There's no such thing as a free feast.
So for this year's Thanksgiving, we decided to shop smarter and pare down wherever possible.
Before deciding on a menu, we looked at numbers released by the American Farm Bureau Federation, which has tracked the cost of a "classic" Thanksgiving dinner for the past 24 years.
The average cost of a feast for a family of 10 in 2008 (the latest numbers available) rang in at $44.61, up $2.35 over the previous year. Perhaps not surprisingly, turkey gobbled up the biggest portion of that price increase, probably because of higher feed and fuel costs. The federation figured the average cost was $1.19 per pound, up about 9 cents a pound from 2007.
The economic news is not all bad: Taking into consideration the cost of inflation over time, the real dollar cost of the meal is down 8 percent since 1988.

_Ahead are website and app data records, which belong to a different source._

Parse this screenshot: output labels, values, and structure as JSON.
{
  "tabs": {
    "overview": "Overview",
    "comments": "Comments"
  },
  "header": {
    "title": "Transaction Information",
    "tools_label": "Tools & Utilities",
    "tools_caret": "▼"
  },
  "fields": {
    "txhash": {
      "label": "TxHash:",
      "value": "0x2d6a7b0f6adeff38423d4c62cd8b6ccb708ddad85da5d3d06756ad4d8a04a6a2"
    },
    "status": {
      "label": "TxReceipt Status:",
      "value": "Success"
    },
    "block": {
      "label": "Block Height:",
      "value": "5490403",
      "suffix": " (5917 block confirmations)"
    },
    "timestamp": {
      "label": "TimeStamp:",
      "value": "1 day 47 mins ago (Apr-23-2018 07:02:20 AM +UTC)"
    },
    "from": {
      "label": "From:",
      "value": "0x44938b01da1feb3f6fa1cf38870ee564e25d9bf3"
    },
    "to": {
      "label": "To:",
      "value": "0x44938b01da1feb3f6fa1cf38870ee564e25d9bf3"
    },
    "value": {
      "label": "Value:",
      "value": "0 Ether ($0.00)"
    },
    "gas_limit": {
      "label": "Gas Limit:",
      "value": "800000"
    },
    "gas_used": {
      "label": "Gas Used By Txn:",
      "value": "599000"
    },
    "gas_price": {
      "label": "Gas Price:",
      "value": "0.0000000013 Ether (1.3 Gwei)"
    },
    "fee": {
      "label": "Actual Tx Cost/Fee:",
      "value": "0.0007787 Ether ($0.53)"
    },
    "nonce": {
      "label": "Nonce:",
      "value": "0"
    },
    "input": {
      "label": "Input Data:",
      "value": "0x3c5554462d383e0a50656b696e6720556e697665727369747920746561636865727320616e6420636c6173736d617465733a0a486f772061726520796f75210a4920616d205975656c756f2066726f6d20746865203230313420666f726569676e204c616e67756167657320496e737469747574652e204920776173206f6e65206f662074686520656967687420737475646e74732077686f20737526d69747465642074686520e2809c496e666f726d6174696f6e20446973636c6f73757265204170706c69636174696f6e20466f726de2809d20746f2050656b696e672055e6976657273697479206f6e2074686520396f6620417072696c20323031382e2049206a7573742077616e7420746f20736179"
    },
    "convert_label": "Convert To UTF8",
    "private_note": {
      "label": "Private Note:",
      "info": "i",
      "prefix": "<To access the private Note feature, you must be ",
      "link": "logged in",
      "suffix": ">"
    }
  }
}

But like nervous Wall Street investors, the home cook's mood is swinging toward a new frugality. Thumb through glossy food magazines, and the platters seem less laden, the table settings reflect a minimalist's perspective and the menu ingredients tend to be less extravagant.
As America's holiday meal has ever-so-slowly drifted through fascinations with chipotle pepper mashed potatoes or Brussels sprouts plucked straight from the stalk, maybe the gourmet enthusiasts among us have tried a little too hard to put their own quirky stamp on the holiday.
This year, use the traditional menu as inspiration. Instead of larding the stuffing with pricey pancetta and pine nuts, turn to celery to offer classic crunch and cost-cutting cachet. Find a Thanksgiving menu that includes slightly updated classics: peas with bacon, a sweet potato mash, fresh cranberry relish and made-from-scratch buttermilk biscuits.
WORTH ITS SALT
Brining the bird has become all the rage with home cooks. Fans insist submerging the bird under salted water for 12 to 18 hours locks in moisture.
But the process of maneuvering the bird into a vessel large enough to submerge it under salt water is cumbersome. Kudos to the wise marketer who created plastic bags big enough to hold the bird. Still, a recipe for dry brining seemed worth investigation.
Simply put, just rub the turkey with the salt mixture and let it sit in the refrigerator, uncovered, overnight. The skin will look a bit dehydrated when it comes out of the fridge, but the results coming out of the oven are prettier and delicious.
The salt it takes to dry brine ( 1/4 cup) is less expensive than those silly brining "kits," and although brining can never be a low-sodium recipe, the sodium is manageable for most.
Keep in mind that turkey is one of the most inexpensive meats you can buy, so it makes sense to buy a huge one and make casseroles to freeze with the extra meat. But if convenience is important, you might not want to get up at 5 a.m. to put a Humvee bird in the oven.
The general rule of thumb: 1 pound of turkey per person. Add a half pound per person if you want loads of leftovers. A 12- to 14-pound bird is our favorite size because it's not too heavy to hoist and it doesn't take all day to cook.
RELYING ON STAPLES
Flipping through the November 2008 issue of Martha Stewart Living, we found an unusual stuffing featuring canned peaches. Now, how clever is that?
Canned peaches are a pantry staple in many households, and they are an inexpensive ingredient. And the average kid would surely vote for peaches over fresh chestnuts or exotic mushrooms.
Forget the pancetta, pine nuts, goat cheese and chestnuts. These gourmet ingredients can add up fast. Peaches, on the other hand, are pretty straightforward. At least until you read the ingredient list.
High-fructose corn syrup?
We did a side-by-side taste test comparing peaches in heavy syrup to "lite" peaches packed in a solution of pear concentrate and sugar. We couldn't discern a difference, so while lite cost a few cents more per ounce, we felt obliged to skip the added calories.
Opting to go with fresh herbs rather than dry is another slightly higher expense but one that made a world of difference in the flavor. Find a friend with a garden, and barter for a few sprigs. You'll save a bunch.
For a thifty cook, potatoes are about possibilities: They can be paired with whatever you happen to have on hand. A simple pat of butter will do, or add snips of chives and fresh herbs if you're feeling flush.
A clever two-potato mash is a delicious way to satisfy the starch controversy that inevitably pops up at most Thanksgiving tables. Sweet potatoes are not only higher in overall nutrition than regular potatoes, but they also lend a lovely light orange color and make a milder, kid-friendly side dish.
Instead of letting the leftovers languish in the refrigerator, mold them into patties and sizzle in the skillet for breakfast the next morning.